Apr 3, 2012
But there we were, on a Sunday morning, sipping coffee and flipping through the channels. We stopped on a real estate showcase for a minute, watching the seemingly endless parade of beige and vinyl and “soft contemporary design”.
And then, just as we were about to turn the TV off, something caught our eye. A weird little home on the other side of town hidden behind overgrown bushes. A “fixer-upper” with brown paint and brown tile floors and a gravel driveway and a carport.
It had been on the market for six months with no offers; it was the house no one wanted - the Charlie Brown Christmas Tree of homes.
Linus: “It's not bad at all, really. Maybe it just needs a little love.”
We were immediately attracted to how different the home was from others in the area; a somewhat contemporary split-level home across the street from of neighborhood of traditional two-story homes.
It was a home that had been overlooked for months by buyers searching for something more common – homes like the ones in the new development across the street. We could tell from the TV show that it needed some work (twenty years later and we’re still working on it!) but to our eyes it was just the sort of unique little house we knew we could love.
Patty: Does anyone here know first aid?
Lucy: It's probably not serious. Second or third aid will do.
My wife and I have never been interested in “typical” homes. Always on the lookout for something different, we’d begun married life in a series of apartments – and eventually a small home – in an inner-city neighborhood that had been undergoing renovation for several decades.
That home had no garage, two front doors, a dirt floor in the basement, and a shower I couldn’t stand up in. The house next door was three feet away. We loved it.
House number two was similarly weird with its carport and (gasp!) split-level floor plan.
Nobody wants a split-level anymore, right?
So, what’s the matter with us? Why do we keep picking oddball homes that nobody wants? And why do so many people choose the ordinary house over the unusual one?
Lucy: “You think you're so smart with that blanket. What are you going to do with it when you grow up?”
Linus: “Maybe I’ll make it into a sport coat.”
Problem is, you’re looking at houses (and house plans) and only seeing what’s there now, instead of seeing what could be.
For example, you’ve been told that split-level homes are “out”- but having lived in two, I can testify that it’s a very sensible – and far more interesting - way to arrange a home. We were much more comfortable having just six steps between floors with toddlers in the house. And today, it’s a safer place for my 90-year-old mother in law.
You’d never consider a carport instead of a garage, but as long as you have an enclosed area for the bikes and lawn mower, living with a carport is far easier for a busy family (especially now, when we’re about to have a fourth driver in the house).
So start questioning the livability of the typical home. Ask yourself why that new home has a dining room but no mudroom. Don’t settle for the usual first floor or basement laundry room…the dirty clothes are upstairs, right?

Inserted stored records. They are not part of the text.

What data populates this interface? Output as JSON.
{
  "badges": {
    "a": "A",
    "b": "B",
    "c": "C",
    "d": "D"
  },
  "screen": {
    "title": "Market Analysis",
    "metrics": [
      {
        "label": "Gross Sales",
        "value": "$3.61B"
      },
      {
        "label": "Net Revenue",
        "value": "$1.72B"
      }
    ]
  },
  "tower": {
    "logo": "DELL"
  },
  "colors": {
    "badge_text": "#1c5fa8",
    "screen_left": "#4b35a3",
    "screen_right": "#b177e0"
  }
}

Find the weird houses on the market and tour them. Imagine living in one and ask yourself what it might be like – you might find one that’s a better fit for your lifestyle; you might find that an unconventional home can make daily life more interesting.

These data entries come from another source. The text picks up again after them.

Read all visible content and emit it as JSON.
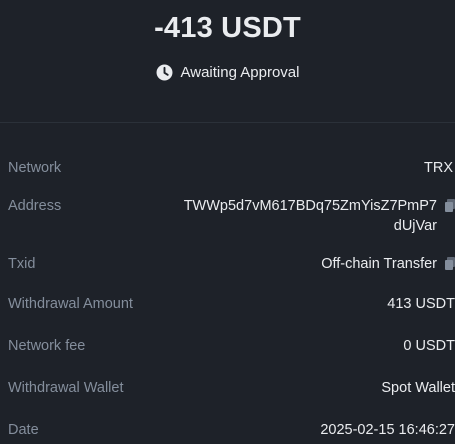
{
  "header": {
    "amount": "-413 USDT",
    "status": "Awaiting Approval",
    "status_icon": "clock-icon"
  },
  "details": {
    "network": {
      "label": "Network",
      "value": "TRX"
    },
    "address": {
      "label": "Address",
      "value_line1": "TWWp5d7vM617BDq75ZmYisZ7PmP7",
      "value_line2": "dUjVar"
    },
    "txid": {
      "label": "Txid",
      "value": "Off-chain Transfer"
    },
    "withdrawal_amount": {
      "label": "Withdrawal Amount",
      "value": "413 USDT"
    },
    "network_fee": {
      "label": "Network fee",
      "value": "0 USDT"
    },
    "withdrawal_wallet": {
      "label": "Withdrawal Wallet",
      "value": "Spot Wallet"
    },
    "date": {
      "label": "Date",
      "value": "2025-02-15 16:46:27"
    }
  },
  "colors": {
    "background": "#1e2229",
    "primary_text": "#eaecef",
    "secondary_text": "#848e9c"
  }
}
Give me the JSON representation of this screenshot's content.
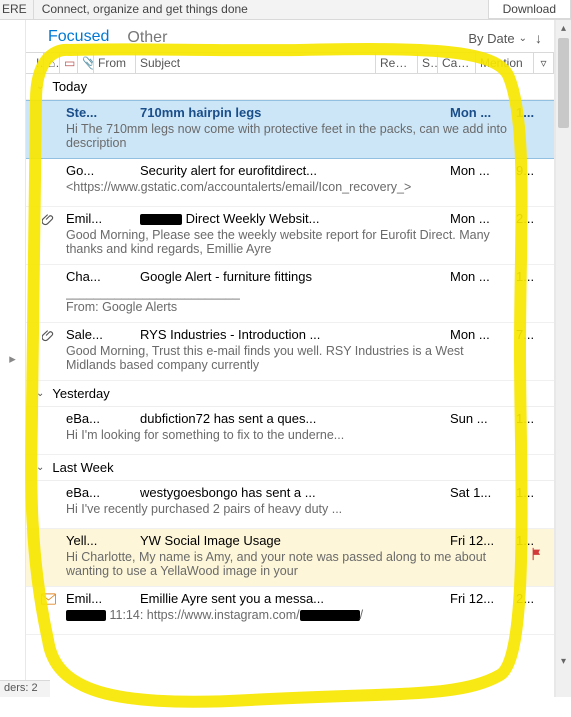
{
  "ribbon": {
    "truncated_tab": "ERE",
    "tagline": "Connect, organize and get things done",
    "download": "Download"
  },
  "tabs": {
    "focused": "Focused",
    "other": "Other",
    "sort_label": "By Date",
    "sort_chev": "⌄",
    "sort_dir": "↓"
  },
  "columns": {
    "importance": "!",
    "reminder": "⌂",
    "icon": "▭",
    "attach": "📎",
    "from": "From",
    "subject": "Subject",
    "received": "Recei...",
    "size": "S...",
    "categories": "Cate...",
    "mention": "Mention",
    "flag": "▿"
  },
  "groups": {
    "today": "Today",
    "yesterday": "Yesterday",
    "lastweek": "Last Week"
  },
  "today": [
    {
      "from": "Ste...",
      "subject": "710mm hairpin legs",
      "date": "Mon ...",
      "size": "1...",
      "preview": "Hi  The 710mm legs now come with protective feet in the packs, can we add into description"
    },
    {
      "from": "Go...",
      "subject": "Security alert for eurofitdirect...",
      "date": "Mon ...",
      "size": "9...",
      "preview": "<https://www.gstatic.com/accountalerts/email/Icon_recovery_>"
    },
    {
      "from": "Emil...",
      "subject_suffix": " Direct Weekly Websit...",
      "date": "Mon ...",
      "size": "2...",
      "preview": "Good Morning,  Please see the weekly website report for Eurofit Direct.    Many thanks and kind regards,   Emillie Ayre"
    },
    {
      "from": "Cha...",
      "subject": "Google Alert - furniture fittings",
      "date": "Mon ...",
      "size": "1...",
      "preview": "_________________________\nFrom: Google Alerts"
    },
    {
      "from": "Sale...",
      "subject": "RYS Industries - Introduction ...",
      "date": "Mon ...",
      "size": "7...",
      "preview": "Good Morning,  Trust this e-mail finds you well.     RSY Industries is a West Midlands based company currently"
    }
  ],
  "yesterday": [
    {
      "from": "eBa...",
      "subject": "dubfiction72 has sent a ques...",
      "date": "Sun ...",
      "size": "1...",
      "preview": "Hi I'm looking for something to fix to the underne..."
    }
  ],
  "lastweek": [
    {
      "from": "eBa...",
      "subject": "westygoesbongo has sent a ...",
      "date": "Sat 1...",
      "size": "1...",
      "preview": "Hi I've recently purchased 2 pairs of heavy duty ..."
    },
    {
      "from": "Yell...",
      "subject": "YW Social Image Usage",
      "date": "Fri 12...",
      "size": "1...",
      "preview": "Hi Charlotte,  My name is Amy, and your note was passed along to me about wanting to use a YellaWood image in your"
    },
    {
      "from": "Emil...",
      "subject": "Emillie Ayre sent you a messa...",
      "date": "Fri 12...",
      "size": "2...",
      "preview_prefix": "",
      "preview_time": " 11:14: https://www.instagram.com/",
      "preview_suffix": "/"
    }
  ],
  "status": {
    "count": "ders: 2"
  }
}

Fear makes you choose ordinary. Fear of picking a house that will be hard to sell someday. Fear your inlaws won’t like your house. Fear you won’t choose the “right” house.”
Fear of being different – it’s why you chose the $1200 purebred dog instead of the $25 pound puppy with the big sad eyes.
But give me the choice between Snoopy and Lassie, and I’ll take Snoopy every time. I mean yeah, Lassie’s a hero and all, but unless I need rescued from an abandoned well he’s just a dog (and a bit of a high-maintenance one at that).
Snoopy does impressions. He sleeps on top of his doghouse. He’s a fighter pilot, for Pete’s sake. And despite his complaint, Charlie Brown knows that life’s more interesting having Snoopy for a pet.
Charlie Brown: “I don't care. We'll decorate it and it'll be just right for our play. Besides, I think it needs me.”
There’s a world of interesting homes out there waiting for the person with the right state of mind to find. Some are ready for an owner with an open mind; some need a little imagination to picture what they could be.
A friend of my son's came by our 40-year-old fixer-upper split-level home-with-a-carport for the first time, a friend that lived in one of the "normal" houses across the street.
"Wow," he said, "this house is really cool".
We think so, too.
What’s unusual about your house that makes life more interesting? Share your story with us at www.facebook.com/rtastudio.
Need expert Residential Architectural advice for your new home or remodeling project? Contact Richard Taylor, AIA at RTA Studio.